Exercise aim |
All lines holding the word "symbol" are to be copied from the records beneath.

Dataset rows for apps and sites |
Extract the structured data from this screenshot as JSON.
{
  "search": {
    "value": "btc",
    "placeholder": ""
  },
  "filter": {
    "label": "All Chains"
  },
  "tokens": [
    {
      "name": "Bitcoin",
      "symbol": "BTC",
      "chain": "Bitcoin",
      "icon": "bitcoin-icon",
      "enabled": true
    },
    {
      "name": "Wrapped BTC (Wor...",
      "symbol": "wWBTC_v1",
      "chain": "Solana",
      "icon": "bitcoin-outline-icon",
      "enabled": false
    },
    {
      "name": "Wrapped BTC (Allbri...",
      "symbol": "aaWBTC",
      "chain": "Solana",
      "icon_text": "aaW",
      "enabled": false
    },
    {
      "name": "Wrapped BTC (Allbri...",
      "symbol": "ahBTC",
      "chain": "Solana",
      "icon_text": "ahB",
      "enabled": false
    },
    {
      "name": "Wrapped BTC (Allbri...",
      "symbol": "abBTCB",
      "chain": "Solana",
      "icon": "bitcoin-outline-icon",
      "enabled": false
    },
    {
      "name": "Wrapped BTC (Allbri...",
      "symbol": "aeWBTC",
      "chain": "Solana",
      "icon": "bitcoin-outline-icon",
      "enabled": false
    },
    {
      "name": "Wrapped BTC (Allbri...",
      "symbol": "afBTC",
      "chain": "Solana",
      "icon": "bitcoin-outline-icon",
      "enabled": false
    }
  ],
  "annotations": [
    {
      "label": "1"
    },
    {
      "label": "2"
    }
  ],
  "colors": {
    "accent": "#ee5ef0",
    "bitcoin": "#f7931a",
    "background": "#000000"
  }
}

Result for this exercise |
      "symbol": "BTC",
      "symbol": "wWBTC_v1",
      "symbol": "aaWBTC",
      "symbol": "ahBTC",
      "symbol": "abBTCB",
      "symbol": "aeWBTC",
      "symbol": "afBTC",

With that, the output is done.